:: Try it ::
Extract from the listing each line in which the word "data" appears.

:: Supplied material ::
○ ○ ○ ○ ○
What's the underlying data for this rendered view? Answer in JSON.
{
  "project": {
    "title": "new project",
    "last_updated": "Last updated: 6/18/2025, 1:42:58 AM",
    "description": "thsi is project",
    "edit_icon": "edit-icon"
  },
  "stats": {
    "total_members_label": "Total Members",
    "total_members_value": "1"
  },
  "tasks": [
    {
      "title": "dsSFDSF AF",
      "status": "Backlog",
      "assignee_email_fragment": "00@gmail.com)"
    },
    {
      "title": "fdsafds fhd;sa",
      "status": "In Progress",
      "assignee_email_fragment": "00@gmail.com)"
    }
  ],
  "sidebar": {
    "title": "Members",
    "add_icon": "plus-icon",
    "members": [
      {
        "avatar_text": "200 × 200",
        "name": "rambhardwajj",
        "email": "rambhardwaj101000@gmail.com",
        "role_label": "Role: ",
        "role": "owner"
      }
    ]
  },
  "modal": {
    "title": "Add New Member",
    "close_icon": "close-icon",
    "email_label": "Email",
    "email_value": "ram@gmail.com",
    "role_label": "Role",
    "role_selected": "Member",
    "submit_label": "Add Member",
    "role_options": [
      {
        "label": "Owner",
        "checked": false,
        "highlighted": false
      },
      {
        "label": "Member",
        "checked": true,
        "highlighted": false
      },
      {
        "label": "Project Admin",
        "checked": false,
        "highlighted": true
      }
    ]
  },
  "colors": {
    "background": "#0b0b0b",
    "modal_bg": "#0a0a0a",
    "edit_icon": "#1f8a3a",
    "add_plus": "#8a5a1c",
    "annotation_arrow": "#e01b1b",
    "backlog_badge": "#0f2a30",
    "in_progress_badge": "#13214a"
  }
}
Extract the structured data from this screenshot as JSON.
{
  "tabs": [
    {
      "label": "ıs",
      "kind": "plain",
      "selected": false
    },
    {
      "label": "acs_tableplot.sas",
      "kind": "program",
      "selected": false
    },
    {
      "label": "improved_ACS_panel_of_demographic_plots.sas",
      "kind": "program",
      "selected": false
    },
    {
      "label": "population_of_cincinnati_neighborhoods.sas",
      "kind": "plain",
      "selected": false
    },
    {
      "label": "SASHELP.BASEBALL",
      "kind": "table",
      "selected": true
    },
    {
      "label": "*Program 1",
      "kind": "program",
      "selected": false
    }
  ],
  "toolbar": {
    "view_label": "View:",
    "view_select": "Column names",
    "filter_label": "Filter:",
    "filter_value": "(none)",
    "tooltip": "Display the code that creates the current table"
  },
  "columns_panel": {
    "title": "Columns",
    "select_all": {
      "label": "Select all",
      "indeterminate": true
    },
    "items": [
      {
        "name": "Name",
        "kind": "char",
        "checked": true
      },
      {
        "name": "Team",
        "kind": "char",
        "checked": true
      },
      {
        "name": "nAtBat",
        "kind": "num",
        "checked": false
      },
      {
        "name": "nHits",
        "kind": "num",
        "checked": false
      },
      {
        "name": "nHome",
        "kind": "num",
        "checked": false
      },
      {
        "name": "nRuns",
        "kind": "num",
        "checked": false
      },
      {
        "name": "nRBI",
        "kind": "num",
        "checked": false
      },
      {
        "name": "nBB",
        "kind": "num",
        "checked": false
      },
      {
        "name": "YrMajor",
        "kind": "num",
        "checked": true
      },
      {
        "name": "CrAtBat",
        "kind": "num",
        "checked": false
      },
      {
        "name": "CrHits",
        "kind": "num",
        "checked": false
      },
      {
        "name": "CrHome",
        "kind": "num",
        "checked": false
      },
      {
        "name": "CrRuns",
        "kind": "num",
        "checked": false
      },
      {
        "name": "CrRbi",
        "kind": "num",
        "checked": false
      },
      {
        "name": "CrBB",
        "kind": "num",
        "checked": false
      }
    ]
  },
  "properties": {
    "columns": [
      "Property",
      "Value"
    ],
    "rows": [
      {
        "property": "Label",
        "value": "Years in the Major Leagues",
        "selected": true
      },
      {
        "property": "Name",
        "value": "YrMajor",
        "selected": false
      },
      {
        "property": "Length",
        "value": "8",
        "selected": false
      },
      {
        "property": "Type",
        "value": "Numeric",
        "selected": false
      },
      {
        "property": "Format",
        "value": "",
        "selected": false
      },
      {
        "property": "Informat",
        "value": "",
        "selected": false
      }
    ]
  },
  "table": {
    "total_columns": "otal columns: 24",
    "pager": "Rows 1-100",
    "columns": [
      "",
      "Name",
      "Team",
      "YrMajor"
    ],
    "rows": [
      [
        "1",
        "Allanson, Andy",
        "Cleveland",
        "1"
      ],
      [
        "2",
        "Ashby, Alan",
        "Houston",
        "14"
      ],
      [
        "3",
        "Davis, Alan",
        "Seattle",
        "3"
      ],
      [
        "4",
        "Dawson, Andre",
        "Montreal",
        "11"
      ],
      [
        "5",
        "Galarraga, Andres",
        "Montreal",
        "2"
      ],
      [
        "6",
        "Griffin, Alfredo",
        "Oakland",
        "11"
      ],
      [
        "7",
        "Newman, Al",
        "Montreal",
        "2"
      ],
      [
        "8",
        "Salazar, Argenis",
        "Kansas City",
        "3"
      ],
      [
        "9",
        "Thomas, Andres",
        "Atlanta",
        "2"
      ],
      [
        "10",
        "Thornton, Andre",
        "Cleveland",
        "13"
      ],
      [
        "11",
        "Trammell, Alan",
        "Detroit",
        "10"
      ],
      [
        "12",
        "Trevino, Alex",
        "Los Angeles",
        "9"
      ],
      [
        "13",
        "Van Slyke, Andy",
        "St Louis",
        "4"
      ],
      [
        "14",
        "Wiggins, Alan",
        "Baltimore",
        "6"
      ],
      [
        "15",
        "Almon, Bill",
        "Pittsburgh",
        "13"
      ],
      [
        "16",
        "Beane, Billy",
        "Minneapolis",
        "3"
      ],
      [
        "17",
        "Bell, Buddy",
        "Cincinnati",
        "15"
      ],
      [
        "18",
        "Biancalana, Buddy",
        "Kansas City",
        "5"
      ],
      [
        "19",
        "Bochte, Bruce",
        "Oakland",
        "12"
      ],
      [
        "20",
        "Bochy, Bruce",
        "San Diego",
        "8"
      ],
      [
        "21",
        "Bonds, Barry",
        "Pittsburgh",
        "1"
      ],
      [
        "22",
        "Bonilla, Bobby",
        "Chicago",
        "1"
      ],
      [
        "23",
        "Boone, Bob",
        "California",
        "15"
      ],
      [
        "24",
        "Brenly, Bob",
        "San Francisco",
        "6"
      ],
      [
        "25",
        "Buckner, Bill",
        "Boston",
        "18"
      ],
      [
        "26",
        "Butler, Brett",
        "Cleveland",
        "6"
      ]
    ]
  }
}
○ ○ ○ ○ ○
:: Your solution ::
What's the underlying data for this rendered view? Answer in JSON.
Extract the structured data from this screenshot as JSON.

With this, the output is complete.